Exact copy required. Repeat the records, but keep the pictures out.

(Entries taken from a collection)
^^^^^^^^^^^^^^^^

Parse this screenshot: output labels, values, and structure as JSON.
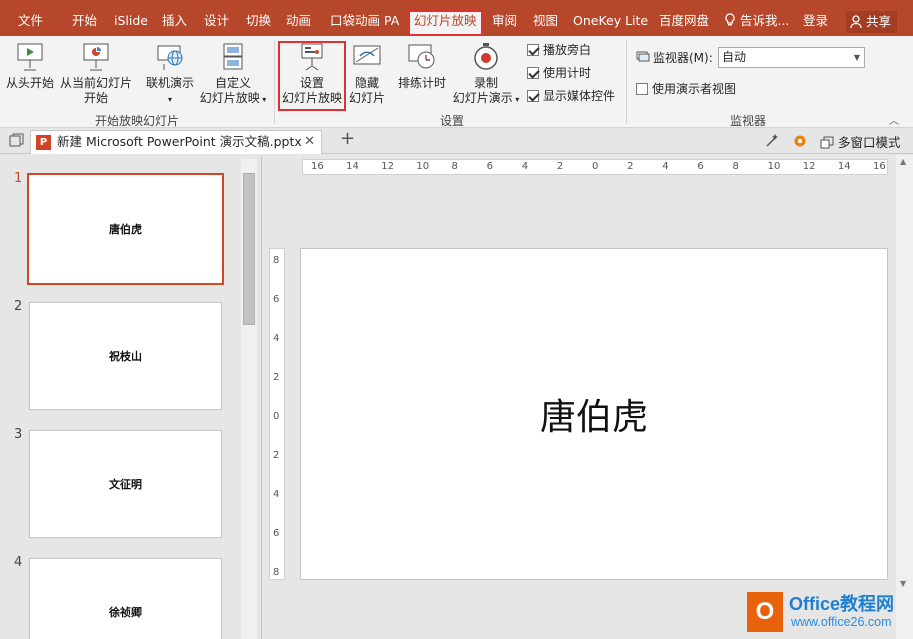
{
  "tabs": {
    "file": "文件",
    "home": "开始",
    "islide": "iSlide",
    "insert": "插入",
    "design": "设计",
    "transitions": "切换",
    "animations": "动画",
    "pocket": "口袋动画 PA",
    "slideshow": "幻灯片放映",
    "review": "审阅",
    "view": "视图",
    "onekey": "OneKey Lite",
    "baidu": "百度网盘",
    "tell": "告诉我...",
    "login": "登录",
    "share": "共享"
  },
  "ribbon": {
    "from_start": "从头开始",
    "from_current_1": "从当前幻灯片",
    "from_current_2": "开始",
    "online_present": "联机演示",
    "custom_1": "自定义",
    "custom_2": "幻灯片放映",
    "group_start": "开始放映幻灯片",
    "setup_1": "设置",
    "setup_2": "幻灯片放映",
    "hide_1": "隐藏",
    "hide_2": "幻灯片",
    "rehearse": "排练计时",
    "record_1": "录制",
    "record_2": "幻灯片演示",
    "play_narration": "播放旁白",
    "use_timings": "使用计时",
    "show_media": "显示媒体控件",
    "group_setup": "设置",
    "monitor_label": "监视器(M):",
    "monitor_value": "自动",
    "presenter_view": "使用演示者视图",
    "group_monitor": "监视器"
  },
  "checkboxes": {
    "play_narration": true,
    "use_timings": true,
    "show_media": true,
    "presenter_view": false
  },
  "doc": {
    "tab_title": "新建 Microsoft PowerPoint 演示文稿.pptx",
    "multiwindow": "多窗口模式"
  },
  "slides": [
    {
      "num": "1",
      "title": "唐伯虎"
    },
    {
      "num": "2",
      "title": "祝枝山"
    },
    {
      "num": "3",
      "title": "文征明"
    },
    {
      "num": "4",
      "title": "徐祯卿"
    }
  ],
  "current_slide_title": "唐伯虎",
  "ruler": {
    "h_ticks": [
      "16",
      "14",
      "12",
      "10",
      "8",
      "6",
      "4",
      "2",
      "0",
      "2",
      "4",
      "6",
      "8",
      "10",
      "12",
      "14",
      "16"
    ],
    "v_ticks": [
      "8",
      "6",
      "4",
      "2",
      "0",
      "2",
      "4",
      "6",
      "8"
    ]
  },
  "watermark": {
    "name": "Office教程网",
    "url": "www.office26.com"
  },
  "colors": {
    "accent": "#b7472a",
    "selection": "#d24726",
    "highlight": "#e03030"
  }
}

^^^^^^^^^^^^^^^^

**EXERCISE ANSWER**.
Parse this screenshot: output labels, values, and structure as JSON.
{
  "tabs": {
    "file": "文件",
    "home": "开始",
    "islide": "iSlide",
    "insert": "插入",
    "design": "设计",
    "transitions": "切换",
    "animations": "动画",
    "pocket": "口袋动画 PA",
    "slideshow": "幻灯片放映",
    "review": "审阅",
    "view": "视图",
    "onekey": "OneKey Lite",
    "baidu": "百度网盘",
    "tell": "告诉我...",
    "login": "登录",
    "share": "共享"
  },
  "ribbon": {
    "from_start": "从头开始",
    "from_current_1": "从当前幻灯片",
    "from_current_2": "开始",
    "online_present": "联机演示",
    "custom_1": "自定义",
    "custom_2": "幻灯片放映",
    "group_start": "开始放映幻灯片",
    "setup_1": "设置",
    "setup_2": "幻灯片放映",
    "hide_1": "隐藏",
    "hide_2": "幻灯片",
    "rehearse": "排练计时",
    "record_1": "录制",
    "record_2": "幻灯片演示",
    "play_narration": "播放旁白",
    "use_timings": "使用计时",
    "show_media": "显示媒体控件",
    "group_setup": "设置",
    "monitor_label": "监视器(M):",
    "monitor_value": "自动",
    "presenter_view": "使用演示者视图",
    "group_monitor": "监视器"
  },
  "checkboxes": {
    "play_narration": true,
    "use_timings": true,
    "show_media": true,
    "presenter_view": false
  },
  "doc": {
    "tab_title": "新建 Microsoft PowerPoint 演示文稿.pptx",
    "multiwindow": "多窗口模式"
  },
  "slides": [
    {
      "num": "1",
      "title": "唐伯虎"
    },
    {
      "num": "2",
      "title": "祝枝山"
    },
    {
      "num": "3",
      "title": "文征明"
    },
    {
      "num": "4",
      "title": "徐祯卿"
    }
  ],
  "current_slide_title": "唐伯虎",
  "ruler": {
    "h_ticks": [
      "16",
      "14",
      "12",
      "10",
      "8",
      "6",
      "4",
      "2",
      "0",
      "2",
      "4",
      "6",
      "8",
      "10",
      "12",
      "14",
      "16"
    ],
    "v_ticks": [
      "8",
      "6",
      "4",
      "2",
      "0",
      "2",
      "4",
      "6",
      "8"
    ]
  },
  "watermark": {
    "name": "Office教程网",
    "url": "www.office26.com"
  },
  "colors": {
    "accent": "#b7472a",
    "selection": "#d24726",
    "highlight": "#e03030"
  }
}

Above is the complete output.